Poaching and illegal trade a growing threat to jaguars: CITES study
Geneva, November 2 2021 – Jaguars (Panthera Onca) have been listed under CITES Appendix I since 1975, meaning international commercial trade in this species is prohibited. However, in recent years, illegal trade in jaguars has become a concern for the conservation of the species, following reports suggesting the emergence of international trafficking and the existence of active domestic markets for jaguar body parts.
The study maps illegal trade in the jaguar throughout its range, which stretches from the southwestern United States to northern Argentina, covering 8.42 million km² across 19 countries. It examines the uses of jaguar specimens, both domestically and in international markets, reviews the methods employed by actors involved in illegal trade and the possible drivers associated with it, and it characterizes its overall impact on jaguar populations. It also analyses the extent to which illegally sourced jaguar products are entering international trade.

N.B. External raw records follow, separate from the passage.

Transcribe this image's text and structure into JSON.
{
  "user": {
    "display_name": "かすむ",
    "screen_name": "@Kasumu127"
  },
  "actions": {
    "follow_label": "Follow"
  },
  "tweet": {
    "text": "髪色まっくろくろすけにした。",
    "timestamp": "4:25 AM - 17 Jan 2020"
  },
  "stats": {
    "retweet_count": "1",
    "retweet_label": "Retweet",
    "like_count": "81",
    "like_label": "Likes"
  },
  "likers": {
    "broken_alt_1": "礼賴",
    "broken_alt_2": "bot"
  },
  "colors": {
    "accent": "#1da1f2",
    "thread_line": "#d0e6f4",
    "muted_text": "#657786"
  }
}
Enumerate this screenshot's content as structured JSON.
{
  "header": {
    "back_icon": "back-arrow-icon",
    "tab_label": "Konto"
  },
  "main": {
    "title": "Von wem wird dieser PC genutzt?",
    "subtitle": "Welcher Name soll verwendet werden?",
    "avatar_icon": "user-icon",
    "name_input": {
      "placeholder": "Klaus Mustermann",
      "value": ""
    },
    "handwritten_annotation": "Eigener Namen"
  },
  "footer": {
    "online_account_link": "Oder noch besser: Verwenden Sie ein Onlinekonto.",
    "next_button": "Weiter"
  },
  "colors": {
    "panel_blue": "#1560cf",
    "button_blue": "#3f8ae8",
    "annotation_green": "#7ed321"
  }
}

The 1975 CITES listing, along with the establishment of national protection laws, successfully put an end to commercial-scale international trade in jaguars for more than four decades. Officially documented seizures of jaguar specimens seem to indicate this is still the case, as figures have remained relatively stable over the past two decades. However, there is confirmed evidence of recent illegal international trade from Brazil, Bolivia, Colombia, Mexico, Peru, Suriname and Venezuela.

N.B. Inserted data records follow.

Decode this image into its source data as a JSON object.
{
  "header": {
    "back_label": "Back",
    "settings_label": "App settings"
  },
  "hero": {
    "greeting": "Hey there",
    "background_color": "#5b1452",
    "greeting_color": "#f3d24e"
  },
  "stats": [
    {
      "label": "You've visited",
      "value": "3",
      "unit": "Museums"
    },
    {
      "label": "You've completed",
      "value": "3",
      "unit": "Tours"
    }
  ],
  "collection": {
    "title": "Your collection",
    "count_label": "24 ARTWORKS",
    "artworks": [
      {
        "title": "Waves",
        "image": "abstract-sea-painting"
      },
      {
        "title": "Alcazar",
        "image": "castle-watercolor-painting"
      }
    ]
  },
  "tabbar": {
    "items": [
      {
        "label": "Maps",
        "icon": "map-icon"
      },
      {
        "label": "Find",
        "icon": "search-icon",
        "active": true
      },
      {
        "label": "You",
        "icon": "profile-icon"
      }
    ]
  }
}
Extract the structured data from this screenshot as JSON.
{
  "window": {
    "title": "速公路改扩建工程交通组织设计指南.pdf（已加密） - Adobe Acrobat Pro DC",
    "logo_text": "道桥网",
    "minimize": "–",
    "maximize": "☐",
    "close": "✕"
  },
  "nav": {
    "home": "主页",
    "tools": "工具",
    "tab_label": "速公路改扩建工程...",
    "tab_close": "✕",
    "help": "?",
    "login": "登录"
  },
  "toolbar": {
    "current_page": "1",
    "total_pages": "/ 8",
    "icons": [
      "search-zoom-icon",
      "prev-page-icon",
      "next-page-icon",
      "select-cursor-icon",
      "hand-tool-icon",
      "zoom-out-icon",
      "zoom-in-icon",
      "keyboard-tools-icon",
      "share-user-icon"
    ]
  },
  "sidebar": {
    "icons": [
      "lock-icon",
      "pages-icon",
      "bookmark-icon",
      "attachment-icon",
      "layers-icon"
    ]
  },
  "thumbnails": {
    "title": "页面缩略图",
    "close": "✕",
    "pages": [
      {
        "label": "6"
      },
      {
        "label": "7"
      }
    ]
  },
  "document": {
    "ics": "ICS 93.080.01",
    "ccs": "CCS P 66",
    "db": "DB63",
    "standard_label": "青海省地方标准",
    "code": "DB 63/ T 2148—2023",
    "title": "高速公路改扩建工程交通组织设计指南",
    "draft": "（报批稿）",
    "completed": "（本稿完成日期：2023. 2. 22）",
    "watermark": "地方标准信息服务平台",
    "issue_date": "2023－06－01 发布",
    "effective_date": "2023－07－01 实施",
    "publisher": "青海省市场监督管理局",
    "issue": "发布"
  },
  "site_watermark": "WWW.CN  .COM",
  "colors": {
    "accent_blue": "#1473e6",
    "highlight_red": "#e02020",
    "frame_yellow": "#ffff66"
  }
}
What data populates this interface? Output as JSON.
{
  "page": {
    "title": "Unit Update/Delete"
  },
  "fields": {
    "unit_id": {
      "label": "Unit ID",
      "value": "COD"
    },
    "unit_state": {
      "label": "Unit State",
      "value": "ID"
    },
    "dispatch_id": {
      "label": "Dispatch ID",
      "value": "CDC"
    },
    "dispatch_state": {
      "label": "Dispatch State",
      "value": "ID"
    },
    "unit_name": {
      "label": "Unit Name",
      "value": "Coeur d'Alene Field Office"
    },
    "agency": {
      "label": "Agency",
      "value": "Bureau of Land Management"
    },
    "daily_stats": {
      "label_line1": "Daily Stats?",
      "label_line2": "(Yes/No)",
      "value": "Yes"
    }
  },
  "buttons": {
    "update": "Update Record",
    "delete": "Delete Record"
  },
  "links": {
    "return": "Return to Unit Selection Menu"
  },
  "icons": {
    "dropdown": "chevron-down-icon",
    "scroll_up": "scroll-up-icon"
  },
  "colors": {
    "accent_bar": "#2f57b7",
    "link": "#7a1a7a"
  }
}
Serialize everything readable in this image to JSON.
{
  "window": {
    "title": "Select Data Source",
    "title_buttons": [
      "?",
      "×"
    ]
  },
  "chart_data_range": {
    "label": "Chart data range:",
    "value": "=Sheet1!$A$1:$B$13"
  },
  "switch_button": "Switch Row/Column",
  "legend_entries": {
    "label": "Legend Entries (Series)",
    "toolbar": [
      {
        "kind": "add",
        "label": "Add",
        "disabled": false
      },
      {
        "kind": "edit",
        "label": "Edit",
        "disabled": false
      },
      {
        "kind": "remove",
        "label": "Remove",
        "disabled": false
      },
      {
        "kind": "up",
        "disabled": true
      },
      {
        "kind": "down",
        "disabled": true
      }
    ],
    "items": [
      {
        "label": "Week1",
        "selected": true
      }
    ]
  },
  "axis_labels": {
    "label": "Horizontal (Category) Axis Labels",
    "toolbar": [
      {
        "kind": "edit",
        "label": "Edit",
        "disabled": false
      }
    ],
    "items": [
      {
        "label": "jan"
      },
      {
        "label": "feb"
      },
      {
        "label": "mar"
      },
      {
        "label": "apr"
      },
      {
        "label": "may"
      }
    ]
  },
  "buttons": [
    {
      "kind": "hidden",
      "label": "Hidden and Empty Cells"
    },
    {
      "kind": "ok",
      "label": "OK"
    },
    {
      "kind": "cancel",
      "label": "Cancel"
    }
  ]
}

The study identifies four illegal trade routes: from range States to the United States, from range States to the European Union, from the United States to the European Union and vice versa, and from range States to China, via Europe. Findings point to the predominance of domestic illegal trade in jaguar specimens, occurring throughout the jaguar range as almost all jaguar body parts, but particularly teeth, skins, skulls and fat, have cultural, decorative, medicinal and other functional uses at the domestic level.

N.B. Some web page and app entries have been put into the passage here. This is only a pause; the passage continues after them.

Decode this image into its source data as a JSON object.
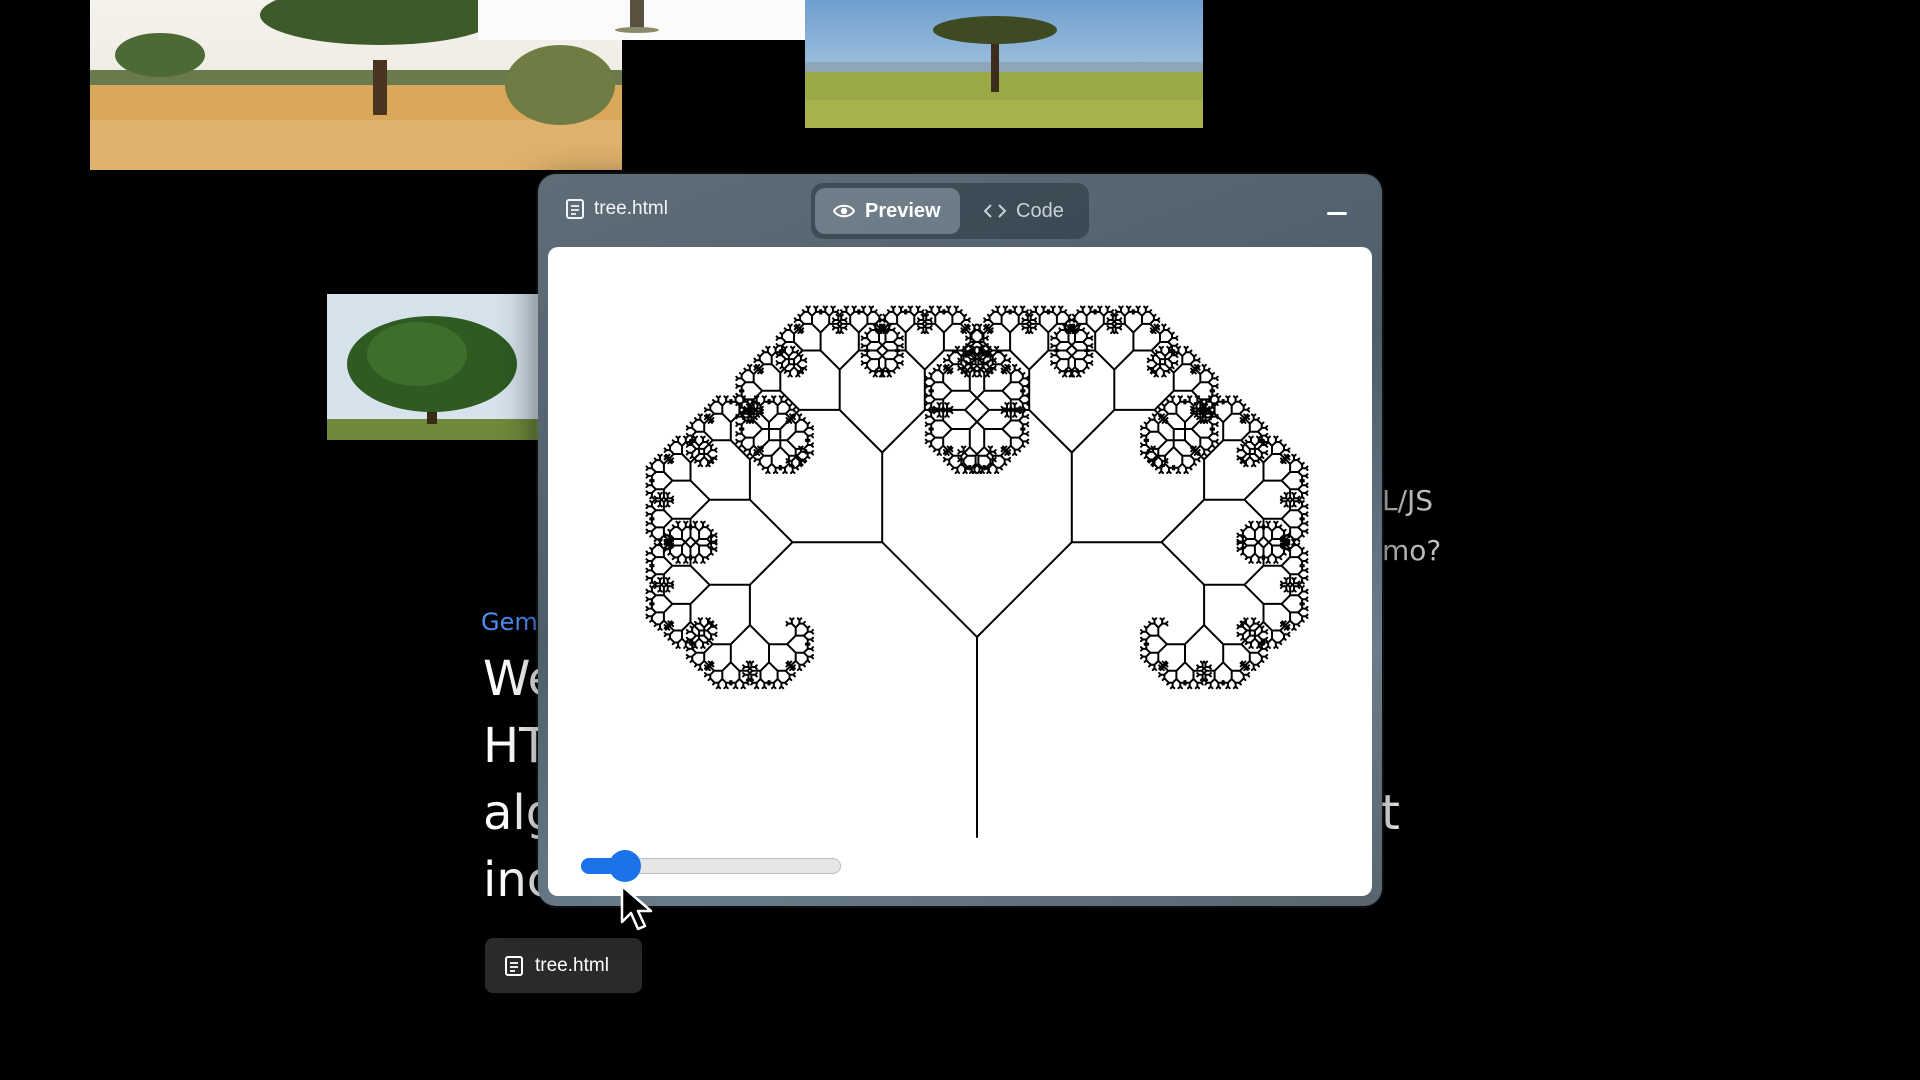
{
  "photos": [
    "acacia-savanna-photo",
    "tree-trunk-photo",
    "acacia-plain-photo",
    "oak-tree-photo"
  ],
  "background_text": {
    "right_line_1": "L/JS",
    "right_line_2": "mo?",
    "gemini_label": "Gemi",
    "prompt_lines": [
      "We",
      "HT",
      "alg",
      "inc"
    ],
    "prompt_tail": "t"
  },
  "attachment": {
    "icon": "document-icon",
    "label": "tree.html"
  },
  "window": {
    "title": "tree.html",
    "tabs": [
      {
        "label": "Preview",
        "icon": "eye-icon",
        "active": true
      },
      {
        "label": "Code",
        "icon": "code-brackets-icon",
        "active": false
      }
    ],
    "minimize_icon": "minimize-icon"
  },
  "preview": {
    "content": "fractal-tree-canvas",
    "slider": {
      "value_fraction": 0.17,
      "color": "#1a73e8"
    }
  },
  "colors": {
    "accent": "#1a73e8",
    "gemini_blue": "#4f8df5"
  }
}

The uses of jaguar body parts outside of range States are less well understood. Teeth are most likely used as status-granting collectibles and souvenirs, while products like jaguar "paste" have alleged medicinal properties.
The nature and multiplicity of drivers associated with illegal trade in jaguars is striking. They include domestic demand for jaguar body parts and local livelihoods, human-jaguar conflict, financial incentives, foreign demand for jaguar body parts, tourism-related demand, the illegal pet trade and private wildlife collections, and illegal trophy hunting.
The study suggests that the illegal trade in jaguar specimens is becoming more organized in some countries. Traffickers are taking advantage of online platforms and social media to advertise products and to consolidate larger illegal trade networks and consumer bases.
Regarding the impact of poaching and illegal trade, the study finds that current offtake levels may be affecting jaguar populations throughout the range. Small and fragmented populations are particularly at risk from poaching or illegal trade, and so are larger populations in countries with lower institutional and legal capacity to effectively combat poaching and illegal trade.
Overall, findings indicate that a better understanding of the impacts of the illegal trade on jaguar populations is urgently needed, which will require a collaborative effort between governments, communities, civil society and academia to build a system for the systematic collection, analysis, and reporting of information on jaguar killings and associated illegal trade.
CITES Secretary General, Ivonne Higuero, said: "Nearly five decades after the listing of jaguars under CITES Appendix I in 1975, illegal trade at the domestic and international levels has once again become a concern for jaguar conservation. This detailed study brings new insights in the scale and scope of the illegal trade in jaguars, in and outside the Americas. And the news is not good: poaching and illegal trade are a concern throughout the species’ range, and will need a concerted response from CITES Parties. All range States are to coordinate and work together to ensure proper enforcement, and to establish information-sharing systems to document, detect and deter this major threat to this iconic CITES species."
The CITES Standing Committee will consider the findings of the study on the illegal trade in jaguars at its 74th meeting (March 2022) and make recommendations as appropriate for consideration at the 19th meeting of the Conference of the Parties to CITES, to be held in Panama from 14 to 25 November 2022.
The study was Commissioned in accordance with CoP18 Decision 18.251 and was made possible thanks to generous funding by the Government of Switzerland.